Jam-filled cookies are often the stars of holiday cookie platters, but they're too pretty to be relegated to once a year baking. Most start with a chilled shortbread dough that is filled with raspberry, cherry or apricot preserves, although any type of preserve will work. Don't use jelly, which doesn't melt well and avoid preserves with large chunks of fruit, which tend to spoil more quickly. Once the cookies have cooled, they can be stored at room temperature for a few days, refrigerated or frozen for longer storage.
In most cases, you can safely store cookies made with fruit preserves at room temperature for up to five days. Although the fruit in the preserves will eventually spoil at room temperature, its high sugar content acts as a temporary preservative. You can store cookies in glass jars, plastic containers or tins. Make sure any container you use has an airtight seal so the cookies stay fresh. Refrigerate or freeze cookies for longer storage. Place them in a plastic airtight container or sealed plastic bags.
If you're making cookies that use only a small amount of jam, such as thumbprint cookies, you can safely store them at room temperature. However, you should refrigerate cookies that contain more preserves, such as fruit bars or rugelach, or use them within a day or two. Refrigerate cookies that contain fruit preserves and cream cheese or other dairy products as soon as they cool. Allow refrigerated cookies to come to room temperature before serving them for the best flavor.
How you store cookies is as important as where you store them. After the cookies come out of the oven, let them rest on the pan for about five minutes. Transfer them to a cooling rack and allow them to cool completely -- usually 20 to 30 minutes -- before you store them. If you store cookies while they're still warm, they'll stick together and become gooey. If using plastic bags, squeeze out as much of the air before you seal the bags, since air causes the cookies to go stale more quickly. When freezing cookies, label them with the date and use them within three months.

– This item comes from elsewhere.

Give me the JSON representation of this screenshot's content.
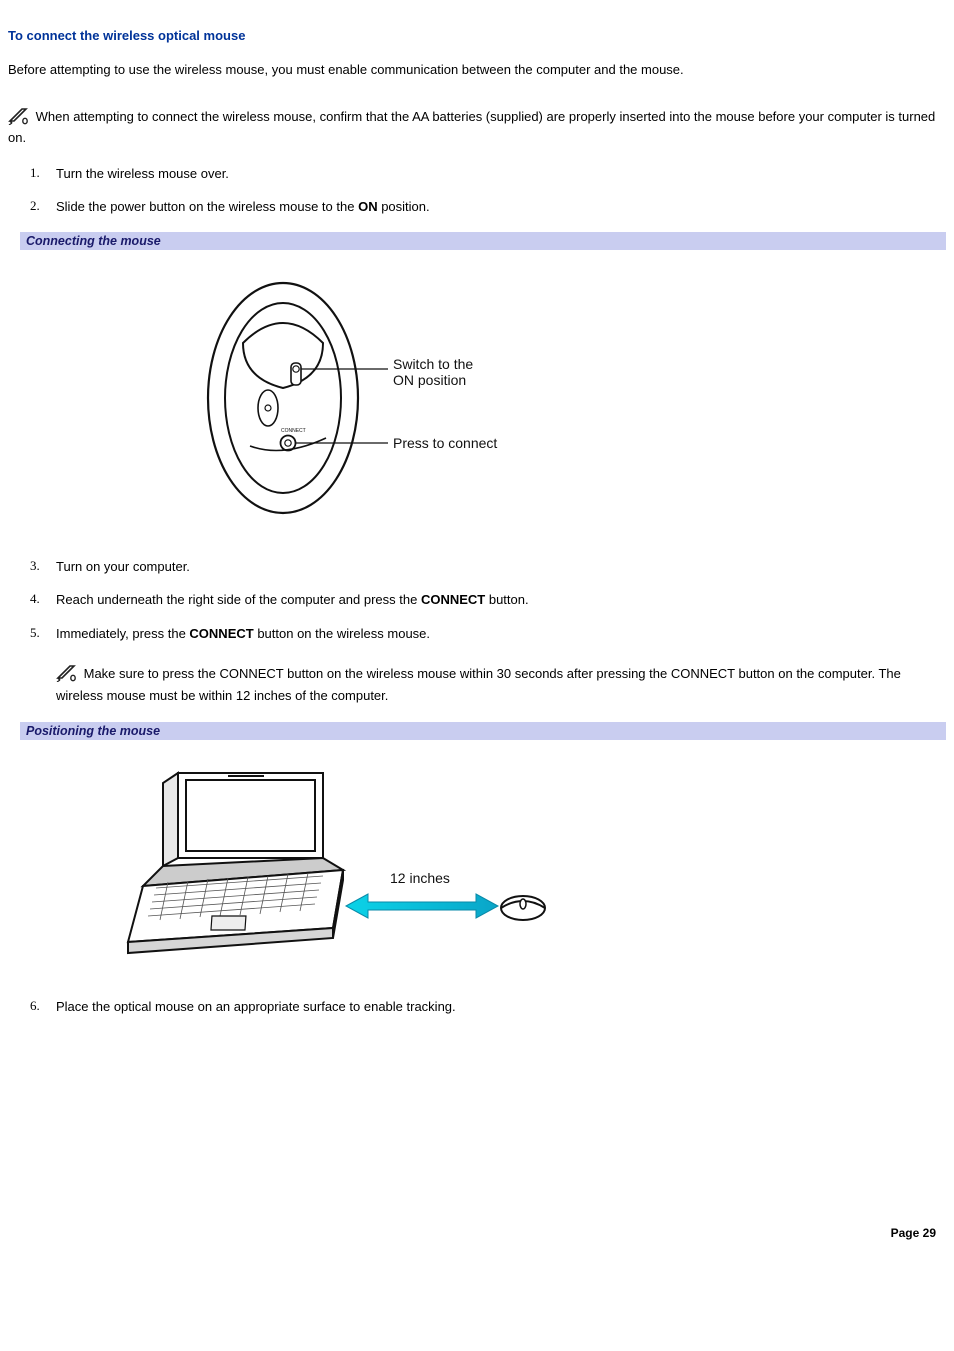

Cookies taste best when eaten within a day or two, and refrigerating them isn't ideal. Refrigerating almost any baked good causes them to develop a stale taste or dry out. Cut a recipe in half if you can't use all the cookies within a few days or freeze cookie dough and bake it as you need it. For thumbprint cookies, roll the dough into balls and freeze on a cookie sheet. Once the balls are frozen, you can transfer them to a sealed plastic bag. Don't thaw them before baking. Rolls of prepared, filled rugelach dough can even be frozen. Wrap them well with plastic and use them within one month. Allow them to thaw overnight in the refrigerator before baking them.